Job well done
A member of the police high command has welcomed the tributes being showered on the security forces for a largely incident-free election day, and had high praises for what he described as the mature way Jamaicans went out and cast their ballots.
For Deputy Commissioner Clifford Blake, the accolades for both the police and the Jamaica Defence Force (JDF), especially from the two main political parties, are well deserved.
Blake, who has responsibility for the Jamaica Constabulary Force's (JCF) operations portfolio, said the order experienced by the more than 868,000 persons who turned out to cast their ballots was the culmination of careful planning between the police, the JDF and other stakeholders.
"I think we had a very good [election] day. It shows what can be achieved when you plan carefully as well as when you plan and execute together as a team," he said.
While acknowledging that there were reports of minor skirmishes including voter intimidation, Blake revealed that the police had no major incidents to deal with.
Without singling out the security forces, Director of Elections Orrette Fisher indicated that he was pleased with the way the election was conducted.
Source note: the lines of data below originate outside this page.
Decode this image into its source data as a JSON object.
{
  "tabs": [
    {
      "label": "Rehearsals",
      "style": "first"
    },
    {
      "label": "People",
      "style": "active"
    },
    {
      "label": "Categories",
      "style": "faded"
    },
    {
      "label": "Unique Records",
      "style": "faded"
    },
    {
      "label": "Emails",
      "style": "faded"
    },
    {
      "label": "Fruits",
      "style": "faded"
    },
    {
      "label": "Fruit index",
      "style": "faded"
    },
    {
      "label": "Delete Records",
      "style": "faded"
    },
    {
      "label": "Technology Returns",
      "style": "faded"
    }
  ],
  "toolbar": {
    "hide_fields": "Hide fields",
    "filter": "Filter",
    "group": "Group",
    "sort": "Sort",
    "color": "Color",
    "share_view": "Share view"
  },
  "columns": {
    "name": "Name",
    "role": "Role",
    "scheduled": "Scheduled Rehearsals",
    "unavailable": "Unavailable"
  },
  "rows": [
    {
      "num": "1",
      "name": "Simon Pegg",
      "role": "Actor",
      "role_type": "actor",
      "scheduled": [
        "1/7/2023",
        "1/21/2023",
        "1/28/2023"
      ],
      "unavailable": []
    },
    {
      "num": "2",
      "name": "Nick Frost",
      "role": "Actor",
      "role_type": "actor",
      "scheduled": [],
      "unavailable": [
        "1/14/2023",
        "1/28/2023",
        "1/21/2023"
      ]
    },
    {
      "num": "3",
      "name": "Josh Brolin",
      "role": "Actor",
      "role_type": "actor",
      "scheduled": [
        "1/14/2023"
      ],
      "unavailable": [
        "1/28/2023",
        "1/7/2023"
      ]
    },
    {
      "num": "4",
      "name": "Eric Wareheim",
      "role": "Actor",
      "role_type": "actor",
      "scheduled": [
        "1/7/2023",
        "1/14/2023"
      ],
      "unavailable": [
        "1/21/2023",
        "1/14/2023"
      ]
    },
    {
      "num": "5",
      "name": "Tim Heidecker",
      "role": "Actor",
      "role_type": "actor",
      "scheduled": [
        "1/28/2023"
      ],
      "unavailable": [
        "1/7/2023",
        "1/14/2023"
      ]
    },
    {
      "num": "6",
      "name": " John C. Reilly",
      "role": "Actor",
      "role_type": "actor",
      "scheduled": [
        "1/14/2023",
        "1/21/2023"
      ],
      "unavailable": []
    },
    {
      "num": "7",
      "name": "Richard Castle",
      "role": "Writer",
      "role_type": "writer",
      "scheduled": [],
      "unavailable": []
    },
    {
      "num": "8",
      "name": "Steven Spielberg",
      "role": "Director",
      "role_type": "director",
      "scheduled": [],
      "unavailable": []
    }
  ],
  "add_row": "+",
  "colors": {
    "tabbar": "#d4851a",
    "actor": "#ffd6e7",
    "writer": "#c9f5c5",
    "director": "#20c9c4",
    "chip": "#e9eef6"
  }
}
"We worked with the security forces, political party representatives, observers and other stakeholders to address, in a swift manner, reports of incidents which arose. But in general we can say the proceedings went smoothly," Fisher said late yesterday.
Prime Minister-designate Andrew Holness, during his acceptance speech on Thursday after it became clear that his JLP had defeated the People's National Party (PNP), praised members of the security forces for their conduct on election day.
PNP president Portia Simpson Miller also had high praises for the men and women of the JDF and the JCF and security forces during her concession speech at the party's St Andrew headquarters and urged PNP supporters to "big dem up."
JDF Civil-Military Cooperation Officer Major Basil Jarrett said it was good that the work and worth of the security forces are being recognised "because a lot of the time the work that we do goes unrecognised or unappreciated."
"We've made a lot about the fact that elections are now free and fair and safe, but a lot of time people don't stop and think about the hard work that goes on behind the scenes to make elections free and fair," Jarrett asserted.
"So you come, you vote and you go home... you see the soldiers who are lining the perimeter walls of the polling stations, but what you don't see is the planning and preparations going on in the background to make that happen," he added.
Informed of the commendations from the two main political parties, DCP Blake was philosophical.
"In life, whenever there is good performance it is usually recognised and praised and if the performance is not good then it is usually criticised. We came out good this time and we are deserving of the recognition," he told The Gleaner.
But while basking in the recognition, Blake said members of the public should also be commended for the way they conducted themselves on election day.
"It was their mature conduct and behaviour that contributed to the peace we witnessed yesterday [Thursday]" he underscored.